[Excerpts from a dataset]
* * * * *

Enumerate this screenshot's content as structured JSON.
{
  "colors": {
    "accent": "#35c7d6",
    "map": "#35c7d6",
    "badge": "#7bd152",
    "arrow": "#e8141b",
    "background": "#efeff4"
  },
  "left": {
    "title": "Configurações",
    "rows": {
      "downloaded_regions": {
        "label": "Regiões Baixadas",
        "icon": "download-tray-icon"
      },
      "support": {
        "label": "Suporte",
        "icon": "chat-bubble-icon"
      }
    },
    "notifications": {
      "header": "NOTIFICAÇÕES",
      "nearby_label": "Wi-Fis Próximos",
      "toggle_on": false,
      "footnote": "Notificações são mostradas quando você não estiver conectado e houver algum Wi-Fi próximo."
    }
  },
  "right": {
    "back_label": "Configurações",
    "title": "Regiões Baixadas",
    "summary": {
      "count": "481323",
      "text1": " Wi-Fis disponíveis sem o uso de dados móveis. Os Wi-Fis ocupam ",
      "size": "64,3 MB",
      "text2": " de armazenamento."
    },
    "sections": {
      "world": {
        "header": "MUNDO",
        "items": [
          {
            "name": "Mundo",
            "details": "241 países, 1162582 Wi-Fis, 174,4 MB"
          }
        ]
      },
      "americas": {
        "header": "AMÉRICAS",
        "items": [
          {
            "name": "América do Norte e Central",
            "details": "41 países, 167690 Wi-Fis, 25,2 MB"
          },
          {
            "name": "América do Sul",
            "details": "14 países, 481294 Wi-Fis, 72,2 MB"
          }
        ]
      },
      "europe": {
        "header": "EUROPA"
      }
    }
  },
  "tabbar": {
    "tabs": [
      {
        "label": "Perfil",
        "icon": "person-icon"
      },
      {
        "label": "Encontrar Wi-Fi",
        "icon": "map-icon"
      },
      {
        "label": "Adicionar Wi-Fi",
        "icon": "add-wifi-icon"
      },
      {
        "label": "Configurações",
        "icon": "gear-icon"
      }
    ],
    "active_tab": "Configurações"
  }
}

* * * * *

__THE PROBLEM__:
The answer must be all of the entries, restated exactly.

__EXERCISE ANSWER__:
Enumerate this screenshot's content as structured JSON.
{
  "colors": {
    "accent": "#35c7d6",
    "map": "#35c7d6",
    "badge": "#7bd152",
    "arrow": "#e8141b",
    "background": "#efeff4"
  },
  "left": {
    "title": "Configurações",
    "rows": {
      "downloaded_regions": {
        "label": "Regiões Baixadas",
        "icon": "download-tray-icon"
      },
      "support": {
        "label": "Suporte",
        "icon": "chat-bubble-icon"
      }
    },
    "notifications": {
      "header": "NOTIFICAÇÕES",
      "nearby_label": "Wi-Fis Próximos",
      "toggle_on": false,
      "footnote": "Notificações são mostradas quando você não estiver conectado e houver algum Wi-Fi próximo."
    }
  },
  "right": {
    "back_label": "Configurações",
    "title": "Regiões Baixadas",
    "summary": {
      "count": "481323",
      "text1": " Wi-Fis disponíveis sem o uso de dados móveis. Os Wi-Fis ocupam ",
      "size": "64,3 MB",
      "text2": " de armazenamento."
    },
    "sections": {
      "world": {
        "header": "MUNDO",
        "items": [
          {
            "name": "Mundo",
            "details": "241 países, 1162582 Wi-Fis, 174,4 MB"
          }
        ]
      },
      "americas": {
        "header": "AMÉRICAS",
        "items": [
          {
            "name": "América do Norte e Central",
            "details": "41 países, 167690 Wi-Fis, 25,2 MB"
          },
          {
            "name": "América do Sul",
            "details": "14 países, 481294 Wi-Fis, 72,2 MB"
          }
        ]
      },
      "europe": {
        "header": "EUROPA"
      }
    }
  },
  "tabbar": {
    "tabs": [
      {
        "label": "Perfil",
        "icon": "person-icon"
      },
      {
        "label": "Encontrar Wi-Fi",
        "icon": "map-icon"
      },
      {
        "label": "Adicionar Wi-Fi",
        "icon": "add-wifi-icon"
      },
      {
        "label": "Configurações",
        "icon": "gear-icon"
      }
    ],
    "active_tab": "Configurações"
  }
}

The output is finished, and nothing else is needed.